* **Exercise objective**:
Look through the entries. Copy each line that has the word "image".

________

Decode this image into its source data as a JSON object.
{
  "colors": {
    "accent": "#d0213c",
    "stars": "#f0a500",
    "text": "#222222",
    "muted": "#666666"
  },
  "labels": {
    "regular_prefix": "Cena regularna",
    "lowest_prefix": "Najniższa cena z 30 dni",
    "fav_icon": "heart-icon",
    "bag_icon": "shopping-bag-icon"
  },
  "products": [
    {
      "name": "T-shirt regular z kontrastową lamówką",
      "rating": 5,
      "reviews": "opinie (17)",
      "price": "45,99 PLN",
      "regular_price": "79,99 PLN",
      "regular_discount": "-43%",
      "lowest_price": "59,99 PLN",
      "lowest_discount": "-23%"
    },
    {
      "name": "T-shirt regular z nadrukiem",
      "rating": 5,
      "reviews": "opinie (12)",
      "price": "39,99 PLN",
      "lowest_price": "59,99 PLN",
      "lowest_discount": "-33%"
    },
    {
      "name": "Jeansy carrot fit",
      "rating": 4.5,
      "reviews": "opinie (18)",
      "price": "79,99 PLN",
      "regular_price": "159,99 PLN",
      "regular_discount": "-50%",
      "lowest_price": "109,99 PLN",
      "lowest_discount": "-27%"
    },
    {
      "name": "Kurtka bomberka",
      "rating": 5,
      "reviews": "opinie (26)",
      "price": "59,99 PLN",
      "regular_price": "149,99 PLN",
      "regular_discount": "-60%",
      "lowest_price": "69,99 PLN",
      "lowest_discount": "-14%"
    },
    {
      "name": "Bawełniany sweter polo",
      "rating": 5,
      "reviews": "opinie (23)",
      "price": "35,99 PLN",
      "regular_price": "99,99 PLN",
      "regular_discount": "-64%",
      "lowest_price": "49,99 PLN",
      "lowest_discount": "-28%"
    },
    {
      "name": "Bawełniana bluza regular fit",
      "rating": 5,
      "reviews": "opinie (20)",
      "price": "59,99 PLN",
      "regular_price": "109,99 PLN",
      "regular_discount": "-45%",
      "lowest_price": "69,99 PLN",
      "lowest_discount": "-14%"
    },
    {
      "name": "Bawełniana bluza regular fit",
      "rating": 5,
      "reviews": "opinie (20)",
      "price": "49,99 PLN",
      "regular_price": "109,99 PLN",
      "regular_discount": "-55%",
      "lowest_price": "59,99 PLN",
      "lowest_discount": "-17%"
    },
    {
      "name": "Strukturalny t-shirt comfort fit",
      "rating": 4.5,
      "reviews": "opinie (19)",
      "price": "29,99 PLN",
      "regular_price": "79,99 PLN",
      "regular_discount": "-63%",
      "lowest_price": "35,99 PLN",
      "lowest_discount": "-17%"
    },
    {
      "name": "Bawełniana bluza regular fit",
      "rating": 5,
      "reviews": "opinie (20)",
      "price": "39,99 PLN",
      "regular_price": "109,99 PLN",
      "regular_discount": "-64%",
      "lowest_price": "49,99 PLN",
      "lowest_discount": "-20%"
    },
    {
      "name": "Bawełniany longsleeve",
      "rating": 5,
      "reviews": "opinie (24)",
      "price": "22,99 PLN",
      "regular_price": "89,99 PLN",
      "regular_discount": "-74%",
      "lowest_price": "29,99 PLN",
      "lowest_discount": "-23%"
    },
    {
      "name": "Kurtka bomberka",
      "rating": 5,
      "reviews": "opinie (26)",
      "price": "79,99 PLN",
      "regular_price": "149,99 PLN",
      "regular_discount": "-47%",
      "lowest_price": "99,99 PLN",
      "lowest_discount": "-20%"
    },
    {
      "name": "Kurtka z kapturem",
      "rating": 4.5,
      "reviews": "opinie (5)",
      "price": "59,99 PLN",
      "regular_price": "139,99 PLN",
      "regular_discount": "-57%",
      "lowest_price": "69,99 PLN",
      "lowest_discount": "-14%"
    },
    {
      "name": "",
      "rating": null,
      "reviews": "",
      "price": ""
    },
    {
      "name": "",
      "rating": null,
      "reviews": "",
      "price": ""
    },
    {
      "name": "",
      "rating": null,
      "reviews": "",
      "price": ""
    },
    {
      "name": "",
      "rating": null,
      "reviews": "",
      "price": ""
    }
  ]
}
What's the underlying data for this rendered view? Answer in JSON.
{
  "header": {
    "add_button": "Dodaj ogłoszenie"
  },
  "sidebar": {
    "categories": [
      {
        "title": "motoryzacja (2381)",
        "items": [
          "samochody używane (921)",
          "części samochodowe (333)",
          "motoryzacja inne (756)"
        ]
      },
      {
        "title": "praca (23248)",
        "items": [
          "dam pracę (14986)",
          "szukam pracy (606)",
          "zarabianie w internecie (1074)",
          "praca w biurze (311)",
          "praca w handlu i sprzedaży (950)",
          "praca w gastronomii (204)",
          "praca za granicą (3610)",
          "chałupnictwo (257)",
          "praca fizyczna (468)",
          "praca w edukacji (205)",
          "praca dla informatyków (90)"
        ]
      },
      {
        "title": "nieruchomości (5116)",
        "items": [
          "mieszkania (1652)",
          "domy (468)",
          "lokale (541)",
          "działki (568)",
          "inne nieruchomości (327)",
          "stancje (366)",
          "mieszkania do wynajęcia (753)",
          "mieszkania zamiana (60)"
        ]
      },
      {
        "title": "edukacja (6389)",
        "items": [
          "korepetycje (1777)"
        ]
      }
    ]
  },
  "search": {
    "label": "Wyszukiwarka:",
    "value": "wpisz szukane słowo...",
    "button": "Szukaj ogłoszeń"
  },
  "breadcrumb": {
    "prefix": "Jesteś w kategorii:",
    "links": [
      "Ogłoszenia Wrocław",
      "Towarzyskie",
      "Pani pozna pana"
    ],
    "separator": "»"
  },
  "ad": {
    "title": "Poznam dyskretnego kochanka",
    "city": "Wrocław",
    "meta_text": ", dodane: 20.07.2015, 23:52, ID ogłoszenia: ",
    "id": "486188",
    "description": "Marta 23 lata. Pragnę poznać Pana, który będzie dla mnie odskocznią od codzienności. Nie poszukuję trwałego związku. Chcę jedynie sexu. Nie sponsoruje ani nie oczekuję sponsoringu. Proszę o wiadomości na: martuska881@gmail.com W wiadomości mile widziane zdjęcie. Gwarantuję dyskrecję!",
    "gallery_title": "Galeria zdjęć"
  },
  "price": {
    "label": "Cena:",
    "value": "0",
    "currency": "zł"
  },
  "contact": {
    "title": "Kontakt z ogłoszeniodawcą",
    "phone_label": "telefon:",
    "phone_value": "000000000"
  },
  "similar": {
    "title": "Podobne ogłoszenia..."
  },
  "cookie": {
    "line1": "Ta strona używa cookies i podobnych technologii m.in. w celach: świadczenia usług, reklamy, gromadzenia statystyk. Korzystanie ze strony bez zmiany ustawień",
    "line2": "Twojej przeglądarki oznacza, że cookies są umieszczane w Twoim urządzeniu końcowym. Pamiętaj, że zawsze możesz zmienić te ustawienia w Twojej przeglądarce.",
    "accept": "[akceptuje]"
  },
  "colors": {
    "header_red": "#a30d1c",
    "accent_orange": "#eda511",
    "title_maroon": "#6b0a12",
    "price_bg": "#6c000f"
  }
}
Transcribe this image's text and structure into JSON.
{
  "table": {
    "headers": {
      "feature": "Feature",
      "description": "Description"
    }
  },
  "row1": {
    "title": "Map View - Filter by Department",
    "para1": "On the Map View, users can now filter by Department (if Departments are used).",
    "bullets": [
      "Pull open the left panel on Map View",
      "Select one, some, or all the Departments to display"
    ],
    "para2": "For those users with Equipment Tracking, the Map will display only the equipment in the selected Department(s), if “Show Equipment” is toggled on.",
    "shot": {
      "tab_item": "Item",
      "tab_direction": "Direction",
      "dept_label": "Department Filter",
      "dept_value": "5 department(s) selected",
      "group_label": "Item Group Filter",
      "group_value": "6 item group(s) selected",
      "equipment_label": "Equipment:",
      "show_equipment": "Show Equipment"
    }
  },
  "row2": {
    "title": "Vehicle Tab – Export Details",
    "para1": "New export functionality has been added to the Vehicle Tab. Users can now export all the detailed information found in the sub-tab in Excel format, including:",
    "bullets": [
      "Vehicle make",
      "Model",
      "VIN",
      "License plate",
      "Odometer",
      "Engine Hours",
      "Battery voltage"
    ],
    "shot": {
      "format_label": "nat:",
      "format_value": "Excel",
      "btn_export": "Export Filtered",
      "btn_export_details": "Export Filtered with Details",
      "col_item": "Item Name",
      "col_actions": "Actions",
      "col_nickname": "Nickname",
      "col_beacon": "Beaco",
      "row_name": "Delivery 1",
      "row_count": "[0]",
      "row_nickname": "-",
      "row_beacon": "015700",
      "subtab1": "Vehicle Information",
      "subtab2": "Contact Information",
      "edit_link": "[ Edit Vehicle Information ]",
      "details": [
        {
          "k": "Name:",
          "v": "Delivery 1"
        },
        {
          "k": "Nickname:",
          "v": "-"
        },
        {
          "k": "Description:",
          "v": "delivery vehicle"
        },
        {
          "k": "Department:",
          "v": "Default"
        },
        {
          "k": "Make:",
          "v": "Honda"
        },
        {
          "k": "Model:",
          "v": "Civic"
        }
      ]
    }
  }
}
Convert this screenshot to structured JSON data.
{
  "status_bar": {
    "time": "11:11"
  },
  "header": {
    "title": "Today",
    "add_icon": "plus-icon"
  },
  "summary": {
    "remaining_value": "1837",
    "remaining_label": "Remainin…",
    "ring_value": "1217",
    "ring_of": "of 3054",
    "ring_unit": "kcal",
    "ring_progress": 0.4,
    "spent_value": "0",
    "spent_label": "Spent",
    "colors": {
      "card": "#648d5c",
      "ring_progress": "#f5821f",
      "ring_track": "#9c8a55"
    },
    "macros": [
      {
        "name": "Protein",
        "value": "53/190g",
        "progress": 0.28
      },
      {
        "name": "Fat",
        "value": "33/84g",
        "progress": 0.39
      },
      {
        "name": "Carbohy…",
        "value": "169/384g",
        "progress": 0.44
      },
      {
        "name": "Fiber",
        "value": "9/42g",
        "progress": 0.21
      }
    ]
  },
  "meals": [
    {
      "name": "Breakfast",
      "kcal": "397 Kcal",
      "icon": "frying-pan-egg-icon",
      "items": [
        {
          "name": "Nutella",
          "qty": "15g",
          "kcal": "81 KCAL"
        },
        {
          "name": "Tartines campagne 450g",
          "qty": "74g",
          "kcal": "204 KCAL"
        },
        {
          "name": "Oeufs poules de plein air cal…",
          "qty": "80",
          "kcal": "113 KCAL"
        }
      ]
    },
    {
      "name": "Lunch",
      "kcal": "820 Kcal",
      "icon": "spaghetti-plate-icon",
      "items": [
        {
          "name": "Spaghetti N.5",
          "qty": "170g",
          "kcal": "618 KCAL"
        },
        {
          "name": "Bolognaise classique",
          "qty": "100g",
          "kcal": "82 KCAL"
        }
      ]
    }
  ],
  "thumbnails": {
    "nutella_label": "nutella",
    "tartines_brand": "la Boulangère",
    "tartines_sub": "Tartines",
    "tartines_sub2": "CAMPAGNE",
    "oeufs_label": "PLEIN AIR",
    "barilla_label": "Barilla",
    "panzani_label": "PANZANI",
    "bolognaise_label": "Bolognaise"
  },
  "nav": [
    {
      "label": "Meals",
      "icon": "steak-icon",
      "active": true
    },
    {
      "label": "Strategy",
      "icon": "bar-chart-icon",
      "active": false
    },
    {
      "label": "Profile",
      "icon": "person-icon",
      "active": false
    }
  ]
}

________

* **Answer to this exercise**:
Decode this image into its source data as a JSON object.
Transcribe this image's text and structure into JSON.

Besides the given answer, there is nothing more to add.